I was really surprised by one development: selling our car radicalized and marginalized us. We were out of the closet as having Blown It Big Time. It was the one thing that we could say that seemed to give everyone pause. We knew many who had let go of cable television, but we didn’t yet know anyone else who had become a no-car family. It automatically cast us in a role I didn’t know if I was ready to occupy. People started to rationalize their car ownership to us, saying they lived too far from work, or had to car pool too many kids to too many functions. I got used to saying things to make them more comfortable. I didn’t want us to alienate people by seeming holier-than-thou. When we made a new acquaintance, I prepared myself for the chirpy, polite response people gave when we told them we don’t have a car. It’s like telling people you live in a trailer on the side of the road. They bite back their surprise, try to seem like they’re unfazed, and then when a few minutes pass and the conversation stalls, they furrow their brow: “Really?”

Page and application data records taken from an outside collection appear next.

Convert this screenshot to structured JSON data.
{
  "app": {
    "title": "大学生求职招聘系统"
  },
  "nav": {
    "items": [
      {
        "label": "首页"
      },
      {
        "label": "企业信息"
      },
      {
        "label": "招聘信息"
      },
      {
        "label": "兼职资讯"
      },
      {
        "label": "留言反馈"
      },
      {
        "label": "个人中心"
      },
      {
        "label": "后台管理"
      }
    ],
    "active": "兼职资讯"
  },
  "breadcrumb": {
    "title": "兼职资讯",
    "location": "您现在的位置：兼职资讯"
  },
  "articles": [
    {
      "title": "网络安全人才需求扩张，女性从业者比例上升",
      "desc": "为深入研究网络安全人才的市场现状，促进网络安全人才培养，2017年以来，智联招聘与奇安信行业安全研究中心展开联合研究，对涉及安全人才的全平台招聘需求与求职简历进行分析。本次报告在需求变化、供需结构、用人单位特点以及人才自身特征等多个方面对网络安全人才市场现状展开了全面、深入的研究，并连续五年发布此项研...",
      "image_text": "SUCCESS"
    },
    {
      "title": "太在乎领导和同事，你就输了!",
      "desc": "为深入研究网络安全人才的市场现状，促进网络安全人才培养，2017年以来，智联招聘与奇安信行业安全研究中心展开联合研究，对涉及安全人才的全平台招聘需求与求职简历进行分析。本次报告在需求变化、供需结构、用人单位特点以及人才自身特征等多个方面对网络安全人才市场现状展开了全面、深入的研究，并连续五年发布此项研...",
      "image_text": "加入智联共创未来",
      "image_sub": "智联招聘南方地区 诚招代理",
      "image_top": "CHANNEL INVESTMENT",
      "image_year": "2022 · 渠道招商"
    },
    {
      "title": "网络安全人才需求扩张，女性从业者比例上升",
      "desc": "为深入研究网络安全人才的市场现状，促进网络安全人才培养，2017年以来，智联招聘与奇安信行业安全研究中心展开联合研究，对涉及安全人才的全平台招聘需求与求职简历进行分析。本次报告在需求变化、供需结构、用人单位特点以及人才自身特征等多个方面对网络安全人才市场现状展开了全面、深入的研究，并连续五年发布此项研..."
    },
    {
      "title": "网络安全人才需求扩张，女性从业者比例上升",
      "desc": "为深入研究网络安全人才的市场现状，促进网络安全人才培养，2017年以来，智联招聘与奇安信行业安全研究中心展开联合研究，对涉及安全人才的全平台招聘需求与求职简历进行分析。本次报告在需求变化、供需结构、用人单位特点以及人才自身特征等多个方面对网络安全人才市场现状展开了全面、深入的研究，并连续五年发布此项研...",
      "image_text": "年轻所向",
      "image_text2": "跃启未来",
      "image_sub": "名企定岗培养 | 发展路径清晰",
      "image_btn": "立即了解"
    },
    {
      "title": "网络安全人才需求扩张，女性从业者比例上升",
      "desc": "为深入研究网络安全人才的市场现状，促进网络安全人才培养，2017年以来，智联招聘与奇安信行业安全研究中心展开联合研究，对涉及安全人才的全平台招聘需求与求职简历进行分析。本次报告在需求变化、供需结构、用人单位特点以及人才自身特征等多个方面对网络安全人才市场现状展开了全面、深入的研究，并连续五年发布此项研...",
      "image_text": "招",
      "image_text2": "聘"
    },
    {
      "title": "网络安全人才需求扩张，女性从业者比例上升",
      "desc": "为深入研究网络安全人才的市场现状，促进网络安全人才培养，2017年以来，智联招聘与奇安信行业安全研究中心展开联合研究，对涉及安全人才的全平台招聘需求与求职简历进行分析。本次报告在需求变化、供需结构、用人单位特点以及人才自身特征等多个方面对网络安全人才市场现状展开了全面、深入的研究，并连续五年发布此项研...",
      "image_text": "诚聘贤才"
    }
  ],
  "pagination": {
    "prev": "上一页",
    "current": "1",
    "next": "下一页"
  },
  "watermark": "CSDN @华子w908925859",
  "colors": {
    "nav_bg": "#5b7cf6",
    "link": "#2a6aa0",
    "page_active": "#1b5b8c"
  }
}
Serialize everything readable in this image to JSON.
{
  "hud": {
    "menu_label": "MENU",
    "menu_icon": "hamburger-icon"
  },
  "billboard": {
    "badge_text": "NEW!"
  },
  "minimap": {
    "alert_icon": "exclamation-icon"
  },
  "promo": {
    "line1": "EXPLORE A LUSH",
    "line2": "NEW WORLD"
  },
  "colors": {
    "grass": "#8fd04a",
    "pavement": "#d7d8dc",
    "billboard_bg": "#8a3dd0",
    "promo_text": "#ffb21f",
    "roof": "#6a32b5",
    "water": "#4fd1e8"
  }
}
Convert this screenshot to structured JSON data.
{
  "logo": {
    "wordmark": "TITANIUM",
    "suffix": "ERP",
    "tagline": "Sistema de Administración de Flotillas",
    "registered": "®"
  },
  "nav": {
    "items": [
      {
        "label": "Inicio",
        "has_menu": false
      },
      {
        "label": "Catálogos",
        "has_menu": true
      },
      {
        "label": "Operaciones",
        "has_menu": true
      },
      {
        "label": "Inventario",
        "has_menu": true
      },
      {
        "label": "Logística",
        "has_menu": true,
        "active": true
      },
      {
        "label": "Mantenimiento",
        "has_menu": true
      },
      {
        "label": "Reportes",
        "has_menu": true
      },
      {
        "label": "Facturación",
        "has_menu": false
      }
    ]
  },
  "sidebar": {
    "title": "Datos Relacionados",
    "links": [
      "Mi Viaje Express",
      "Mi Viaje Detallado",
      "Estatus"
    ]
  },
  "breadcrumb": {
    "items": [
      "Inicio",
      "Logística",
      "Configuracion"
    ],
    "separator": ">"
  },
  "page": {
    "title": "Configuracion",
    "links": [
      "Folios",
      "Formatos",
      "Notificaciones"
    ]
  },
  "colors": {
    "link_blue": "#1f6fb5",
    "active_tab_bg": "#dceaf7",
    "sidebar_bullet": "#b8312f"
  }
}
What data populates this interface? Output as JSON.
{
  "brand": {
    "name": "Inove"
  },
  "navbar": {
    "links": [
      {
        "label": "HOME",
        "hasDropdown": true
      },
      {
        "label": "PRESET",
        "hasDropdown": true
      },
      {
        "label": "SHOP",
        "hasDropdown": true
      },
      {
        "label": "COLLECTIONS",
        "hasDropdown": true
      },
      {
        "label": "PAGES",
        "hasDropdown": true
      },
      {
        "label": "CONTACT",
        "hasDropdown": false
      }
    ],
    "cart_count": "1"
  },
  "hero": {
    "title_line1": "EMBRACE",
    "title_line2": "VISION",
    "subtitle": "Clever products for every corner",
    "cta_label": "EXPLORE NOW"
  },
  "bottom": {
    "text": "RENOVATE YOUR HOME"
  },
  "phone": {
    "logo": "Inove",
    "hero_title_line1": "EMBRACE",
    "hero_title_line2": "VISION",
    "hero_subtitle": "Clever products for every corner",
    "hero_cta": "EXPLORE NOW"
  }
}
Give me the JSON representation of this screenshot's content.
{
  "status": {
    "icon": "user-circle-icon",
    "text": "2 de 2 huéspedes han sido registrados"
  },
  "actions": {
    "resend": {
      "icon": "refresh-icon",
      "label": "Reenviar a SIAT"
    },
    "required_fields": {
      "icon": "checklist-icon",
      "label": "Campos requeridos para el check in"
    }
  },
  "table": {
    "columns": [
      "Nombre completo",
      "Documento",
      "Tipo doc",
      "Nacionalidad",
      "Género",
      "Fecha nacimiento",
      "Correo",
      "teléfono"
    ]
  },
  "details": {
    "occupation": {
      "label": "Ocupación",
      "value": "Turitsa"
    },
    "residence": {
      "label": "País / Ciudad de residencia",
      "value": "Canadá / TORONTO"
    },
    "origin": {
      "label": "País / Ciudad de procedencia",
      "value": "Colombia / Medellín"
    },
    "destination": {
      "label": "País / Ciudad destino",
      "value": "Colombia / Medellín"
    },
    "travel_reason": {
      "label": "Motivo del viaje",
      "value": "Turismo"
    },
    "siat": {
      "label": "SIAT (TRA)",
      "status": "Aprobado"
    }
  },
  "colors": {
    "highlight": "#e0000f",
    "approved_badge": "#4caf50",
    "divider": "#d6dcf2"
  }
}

That automatic pariah-status leads me to consider unconventional solutions to things that come up for our family. Often it's an answer based on practicality, but sometimes I choose to do something off-the-wall simply because . . . well, because we can. It's almost like taking that first leap was a one-time thing, and now we've become altogether different from the people we were before. Our much-utilized hike-and-bike trail is technically closed at sunset, but if we need to in order to get home, we ride screaming through the S-curves in the moonlight, children chirruping happily in the trailer and the tree branches gnarled silhouettes against the sky.